Work instruction - Each record, minus any picture, should be returned exactly as written.

Collected data entries -
▬▬▬

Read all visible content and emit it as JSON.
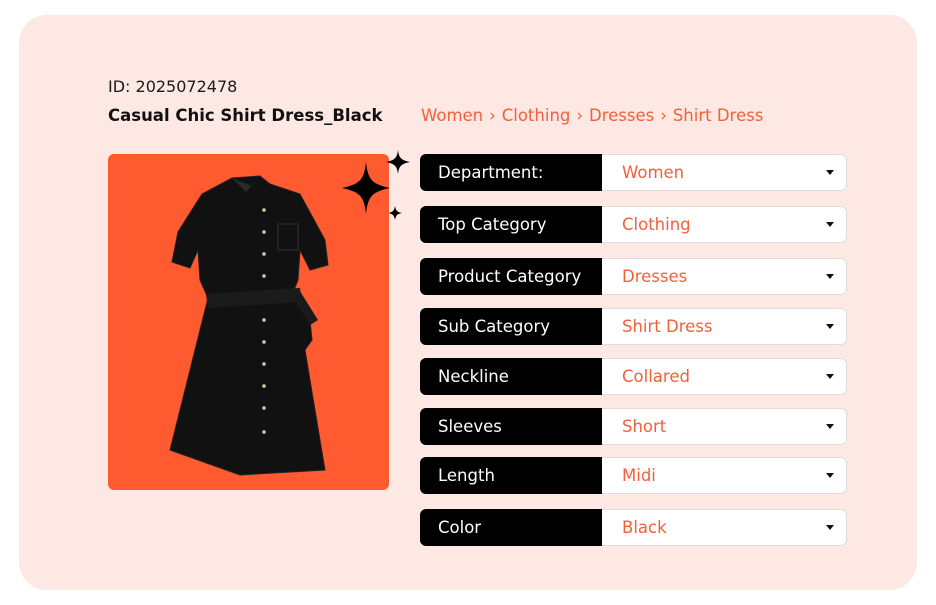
{
  "product": {
    "id_text": "ID: 2025072478",
    "title": "Casual Chic Shirt Dress_Black"
  },
  "breadcrumb": {
    "items": [
      "Women",
      "Clothing",
      "Dresses",
      "Shirt Dress"
    ],
    "separator": "›"
  },
  "image": {
    "icon": "dress-image",
    "background": "#ff5a30"
  },
  "attributes": [
    {
      "label": "Department:",
      "value": "Women"
    },
    {
      "label": "Top Category",
      "value": "Clothing"
    },
    {
      "label": "Product Category",
      "value": "Dresses"
    },
    {
      "label": "Sub Category",
      "value": "Shirt Dress"
    },
    {
      "label": "Neckline",
      "value": "Collared"
    },
    {
      "label": "Sleeves",
      "value": "Short"
    },
    {
      "label": "Length",
      "value": "Midi"
    },
    {
      "label": "Color",
      "value": "Black"
    }
  ],
  "colors": {
    "accent": "#f2603a",
    "card_bg": "#fde8e4",
    "label_bg": "#000000"
  }
}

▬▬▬

Answer for the task -
Read all visible content and emit it as JSON.
{
  "product": {
    "id_text": "ID: 2025072478",
    "title": "Casual Chic Shirt Dress_Black"
  },
  "breadcrumb": {
    "items": [
      "Women",
      "Clothing",
      "Dresses",
      "Shirt Dress"
    ],
    "separator": "›"
  },
  "image": {
    "icon": "dress-image",
    "background": "#ff5a30"
  },
  "attributes": [
    {
      "label": "Department:",
      "value": "Women"
    },
    {
      "label": "Top Category",
      "value": "Clothing"
    },
    {
      "label": "Product Category",
      "value": "Dresses"
    },
    {
      "label": "Sub Category",
      "value": "Shirt Dress"
    },
    {
      "label": "Neckline",
      "value": "Collared"
    },
    {
      "label": "Sleeves",
      "value": "Short"
    },
    {
      "label": "Length",
      "value": "Midi"
    },
    {
      "label": "Color",
      "value": "Black"
    }
  ],
  "colors": {
    "accent": "#f2603a",
    "card_bg": "#fde8e4",
    "label_bg": "#000000"
  }
}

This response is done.